The only indication I can find in favor of a student loan debt “crisis” is that the number of borrowers has risen considerably over the past decade. As the chart above shows, the number of undergraduate borrowers has risen from around 5 million in 2002 to upwards of 8 million in 2013.
Of course, my mini-analysis here doesn’t address the fact that twentysomethings’ 6.6 percent unemployment rate remains well above rates for older, more experienced workers. Unemployment, of course, makes payment-to-income ratios on student loan debt worse, leaving less left over to invest in homes and stocks. But I don’t think this is significant toward explaining why young people aren’t investing. 6.6 isn’t super high, and I’m assuming at least some of that number includes twentysomethings without a college education and, therefore, with no student loan debt. In fact, such people are probably over-represented in that 6.6 percent rate.
Finally, it’s interesting that just as much student loan debt is held by 30-39 year olds as by 20-29 year olds. This doesn’t seem intuitive — 30-39 year olds have had much longer time to pay off debt. But throw grad school into the mix, and it begins to make sense. As the chart above shows, graduate students — while representing just 15 percent of student borrowers — take on about three times as much debt as undergraduate students. This debt is usually not in repayment until after or about age 30.
I’ll have a longer, more formal report on this issue coming out soon. I link to that here when it’s available. In the meantime, any thoughts?
Contemplation of an optimal system may provide techniques of analysis that would otherwise have been missed and, in certain special cases, it may go far to providing a solution. But in general its influence has been pernicious. It has directed economists’ attention away from the main question, which is how alternative arrangements will actually work in practice. It has led economists to derive conclusions for economic policy from a study of an abstract of a market situation. It is no accident that in the literature … we find a category ‘market failure’ but no category ‘government failure.’ Until we realize that we are choosing between social arrangements which are all more or less failures, we are not likely to make much headway.
From Ronald Coase’s 1964 paper “The Regulated Industries: Discussion” published in the American Economic Review.
I don’t often write about my personal life on this blog, but I’ll probably look back on today as one of the more consequential days of my life. I figure that makes it worth mentioning here.
As of 4:30 p.m. today, I’m no longer on staff at my job of the past 14 months. I moved to Harrisburg, Pennsylvania for this job in May 2013–one week after graduating from college. Saying goodbye wasn’t easy. I’ve learned at lot in Harrisburg and will always think fondly of this city and region.
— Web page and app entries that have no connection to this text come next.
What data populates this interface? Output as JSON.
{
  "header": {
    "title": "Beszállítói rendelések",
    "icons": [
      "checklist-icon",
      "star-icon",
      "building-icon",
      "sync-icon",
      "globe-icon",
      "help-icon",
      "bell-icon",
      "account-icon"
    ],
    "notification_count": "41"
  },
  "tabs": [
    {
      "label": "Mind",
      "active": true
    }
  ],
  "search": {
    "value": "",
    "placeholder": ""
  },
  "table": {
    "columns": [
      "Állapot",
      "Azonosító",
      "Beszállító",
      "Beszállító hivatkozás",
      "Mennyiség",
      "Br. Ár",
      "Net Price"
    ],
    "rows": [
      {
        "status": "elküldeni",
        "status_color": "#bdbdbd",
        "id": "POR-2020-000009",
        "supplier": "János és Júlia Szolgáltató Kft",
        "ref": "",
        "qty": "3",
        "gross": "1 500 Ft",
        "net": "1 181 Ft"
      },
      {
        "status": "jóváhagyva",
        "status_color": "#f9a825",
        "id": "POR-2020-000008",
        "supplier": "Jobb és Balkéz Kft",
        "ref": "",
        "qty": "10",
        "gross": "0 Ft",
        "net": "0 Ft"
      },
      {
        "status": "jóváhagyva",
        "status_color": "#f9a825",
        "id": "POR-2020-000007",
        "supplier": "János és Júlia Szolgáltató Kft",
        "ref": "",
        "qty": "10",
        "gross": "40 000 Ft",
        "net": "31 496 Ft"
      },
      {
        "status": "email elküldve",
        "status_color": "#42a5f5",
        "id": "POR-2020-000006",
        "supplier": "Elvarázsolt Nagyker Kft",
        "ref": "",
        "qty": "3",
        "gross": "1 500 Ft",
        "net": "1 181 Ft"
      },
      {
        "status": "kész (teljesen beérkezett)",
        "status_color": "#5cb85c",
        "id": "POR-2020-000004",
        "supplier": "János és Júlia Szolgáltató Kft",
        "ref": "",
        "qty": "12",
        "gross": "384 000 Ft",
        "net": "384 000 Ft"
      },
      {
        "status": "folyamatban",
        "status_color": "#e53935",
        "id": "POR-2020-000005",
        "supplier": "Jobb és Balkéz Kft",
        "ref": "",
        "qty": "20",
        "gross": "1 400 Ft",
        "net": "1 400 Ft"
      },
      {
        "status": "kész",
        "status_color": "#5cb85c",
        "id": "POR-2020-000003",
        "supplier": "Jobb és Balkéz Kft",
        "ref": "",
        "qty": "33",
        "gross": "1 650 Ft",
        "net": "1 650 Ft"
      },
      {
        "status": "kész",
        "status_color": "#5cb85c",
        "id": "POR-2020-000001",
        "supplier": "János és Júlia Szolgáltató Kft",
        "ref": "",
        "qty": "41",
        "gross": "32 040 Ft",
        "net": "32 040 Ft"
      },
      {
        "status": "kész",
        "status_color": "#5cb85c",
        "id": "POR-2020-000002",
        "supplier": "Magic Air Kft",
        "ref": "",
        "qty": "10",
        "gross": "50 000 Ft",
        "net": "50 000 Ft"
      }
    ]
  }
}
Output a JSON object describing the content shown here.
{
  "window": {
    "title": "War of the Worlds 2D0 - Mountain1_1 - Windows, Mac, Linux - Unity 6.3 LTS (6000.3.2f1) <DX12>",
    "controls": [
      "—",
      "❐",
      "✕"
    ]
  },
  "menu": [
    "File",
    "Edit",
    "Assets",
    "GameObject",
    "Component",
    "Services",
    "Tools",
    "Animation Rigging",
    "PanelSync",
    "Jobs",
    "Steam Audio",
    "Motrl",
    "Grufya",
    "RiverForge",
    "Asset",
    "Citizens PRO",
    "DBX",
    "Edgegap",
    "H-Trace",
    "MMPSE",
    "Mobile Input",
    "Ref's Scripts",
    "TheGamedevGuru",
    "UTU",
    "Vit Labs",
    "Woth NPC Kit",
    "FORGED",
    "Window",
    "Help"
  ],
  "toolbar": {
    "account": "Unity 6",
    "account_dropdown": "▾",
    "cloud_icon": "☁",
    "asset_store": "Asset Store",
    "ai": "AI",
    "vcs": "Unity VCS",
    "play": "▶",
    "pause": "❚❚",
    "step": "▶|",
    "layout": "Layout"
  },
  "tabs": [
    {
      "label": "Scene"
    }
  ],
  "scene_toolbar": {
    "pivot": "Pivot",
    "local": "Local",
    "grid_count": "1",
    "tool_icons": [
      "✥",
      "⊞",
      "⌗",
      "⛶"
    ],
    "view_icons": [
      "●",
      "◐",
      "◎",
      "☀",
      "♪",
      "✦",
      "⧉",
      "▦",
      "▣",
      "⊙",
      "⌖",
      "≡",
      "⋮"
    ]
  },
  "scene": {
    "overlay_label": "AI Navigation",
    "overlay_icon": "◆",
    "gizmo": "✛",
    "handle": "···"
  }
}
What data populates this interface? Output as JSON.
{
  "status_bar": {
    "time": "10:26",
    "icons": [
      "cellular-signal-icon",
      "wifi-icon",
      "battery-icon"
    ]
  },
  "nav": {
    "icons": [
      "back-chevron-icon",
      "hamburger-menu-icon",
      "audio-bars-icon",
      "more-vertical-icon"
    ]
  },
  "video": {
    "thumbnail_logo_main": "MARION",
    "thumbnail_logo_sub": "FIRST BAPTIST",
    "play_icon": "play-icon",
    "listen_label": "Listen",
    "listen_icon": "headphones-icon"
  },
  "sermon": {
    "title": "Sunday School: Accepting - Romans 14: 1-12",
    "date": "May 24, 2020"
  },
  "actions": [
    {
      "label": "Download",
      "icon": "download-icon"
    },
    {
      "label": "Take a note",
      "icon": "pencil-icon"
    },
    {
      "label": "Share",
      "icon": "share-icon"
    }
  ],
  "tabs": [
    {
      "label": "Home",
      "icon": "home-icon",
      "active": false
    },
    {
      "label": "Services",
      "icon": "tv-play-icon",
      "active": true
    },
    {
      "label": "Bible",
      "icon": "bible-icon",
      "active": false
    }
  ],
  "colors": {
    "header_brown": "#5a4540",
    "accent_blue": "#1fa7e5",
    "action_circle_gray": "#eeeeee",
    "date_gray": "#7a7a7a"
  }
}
But last spring, I was accepted into the MA in Economics program at George Mason University in Fairfax, VA. I’ve long been a fan of GMU’s economics program, so getting in was quite exciting (and surprising, at least to me). My wife encouraged me to apply, and was eager to try her hand at a new job, as she’s yet to experience nursing outside of central Pennsylvania. These things, along with the fact that we both grew up in Fairfax and most of her family lives there, made the right decision quite obvious (even if hard to make).
So we took the plunge. She found work in Fairfax and quit her job in Harrisburg. I quit mine soon after.
I start evening classes at GMU in late August and will write as much as I can during the day–at least daily on this blog, and hopefully weekly at other, more “formal” publications. I’ve also accepted a position as a senior writer for an exciting startup. It’s still in stealth mode, but I’ll update you as soon as I have the go-ahead.
To kick it all off, I’m attending the Advanced Austrian Seminar at the Mercatus Center late next week. I’m told Israel Kirzner himself will present at the seminar, so to say I’m excited is definitely an understatement.